When the paper for the list stays blank

I made an intriguing discovery at the market on Saturday: my main butcher had little pots of something called za'atar. This turned out to be a mix of a very intensive thyme, sesame seeds and olive oil, and had been produced by Palestinian farmers in Galilee.

Out of a combination of curiosity and international solidarity, I bought a pot.

As it happens, Saturday was unusual in that I'd headed for the Broadway Market without any really clear idea of what I was going to cook over the weekend. I had been half wondering about buying some mutton – it's enjoying a revival and my butcher had had some a couple of weeks earlier. He's not having it every week, so I wasn't sure whether Saturday would be a mutton day or not.

As it happens, it wasn't. Musing over what to do, I spotted a pork tenderloin and picked that. It struck me almost the moment that I spotted the za'atar that it looked like the kind of thing you could cover a piece of meat in to form a crust. And although it's often used as a dip for bread – take your flat bread, dip it in olive oil and then in the za'atar – it worked perfectly well on the pork.

That part of the shopping having been done, I headed on. I really didn't feel in a fish mood – but equally I didn't want anything complex or fancy. In the end, I opted for black pudding, and turned it into something like a me version of 'himmel und erde' ('heaven and earth'), with sliced apple friend in butter and mashed potato and parsnip, moistened with the butter from cooking the apple, plus some sautéd leek on the side. And jolly nice it was too.

But so to Sunday and the pork.

Although it contains olive oil, the za'atar wasn't very 'wet'. So I drizzled a little oil over the meat, then coated it in the thyme-sesame mix and left it in the fridge to marinade for a couple of hours. Later, I roasted it for around an hour.

It worked very well – and I served it with sweet potato and shallots, roasted in orange juice, honey and olive oil, together with shredded savoy cabbage, sautéed with smashed garlic. And to follow, the first rhubarb syllabub of the year.

All in all, not bad for a very rare trip to market without a proper list! And I'll certainly use the za'atar again – indeed, I really fancy trying it as a bread dip now.

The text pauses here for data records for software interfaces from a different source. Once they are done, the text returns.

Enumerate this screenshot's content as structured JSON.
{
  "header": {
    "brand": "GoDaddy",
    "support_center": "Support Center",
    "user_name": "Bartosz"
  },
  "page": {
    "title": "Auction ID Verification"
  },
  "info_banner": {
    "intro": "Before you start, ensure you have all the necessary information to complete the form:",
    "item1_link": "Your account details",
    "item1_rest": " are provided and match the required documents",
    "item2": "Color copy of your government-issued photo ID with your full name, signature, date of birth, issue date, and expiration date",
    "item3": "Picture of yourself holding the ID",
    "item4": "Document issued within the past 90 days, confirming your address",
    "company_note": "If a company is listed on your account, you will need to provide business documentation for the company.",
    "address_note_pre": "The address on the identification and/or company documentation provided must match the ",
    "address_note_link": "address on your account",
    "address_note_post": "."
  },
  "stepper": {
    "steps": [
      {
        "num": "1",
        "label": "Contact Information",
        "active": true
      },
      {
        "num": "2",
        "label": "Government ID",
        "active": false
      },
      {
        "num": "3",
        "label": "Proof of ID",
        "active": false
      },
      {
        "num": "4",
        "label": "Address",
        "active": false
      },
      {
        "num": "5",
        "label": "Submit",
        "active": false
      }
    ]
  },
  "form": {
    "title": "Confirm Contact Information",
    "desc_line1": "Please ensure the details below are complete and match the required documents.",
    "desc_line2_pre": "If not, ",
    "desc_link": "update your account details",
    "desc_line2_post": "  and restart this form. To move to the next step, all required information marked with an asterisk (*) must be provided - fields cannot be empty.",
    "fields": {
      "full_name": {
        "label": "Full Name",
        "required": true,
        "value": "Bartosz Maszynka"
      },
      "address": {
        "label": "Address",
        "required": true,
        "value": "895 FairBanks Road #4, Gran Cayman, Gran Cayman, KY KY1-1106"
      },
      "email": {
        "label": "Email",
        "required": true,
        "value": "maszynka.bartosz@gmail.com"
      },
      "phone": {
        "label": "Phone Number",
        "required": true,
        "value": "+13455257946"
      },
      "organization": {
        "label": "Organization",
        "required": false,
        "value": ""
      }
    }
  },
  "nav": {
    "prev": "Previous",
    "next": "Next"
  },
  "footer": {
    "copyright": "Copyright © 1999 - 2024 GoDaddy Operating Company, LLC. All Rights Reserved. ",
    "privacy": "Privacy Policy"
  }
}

  1. Sounds delicious. You've become a fabulous cook!

  2. Thank you, Revi. That's very kind. Most importantly, I think – I enjoy it.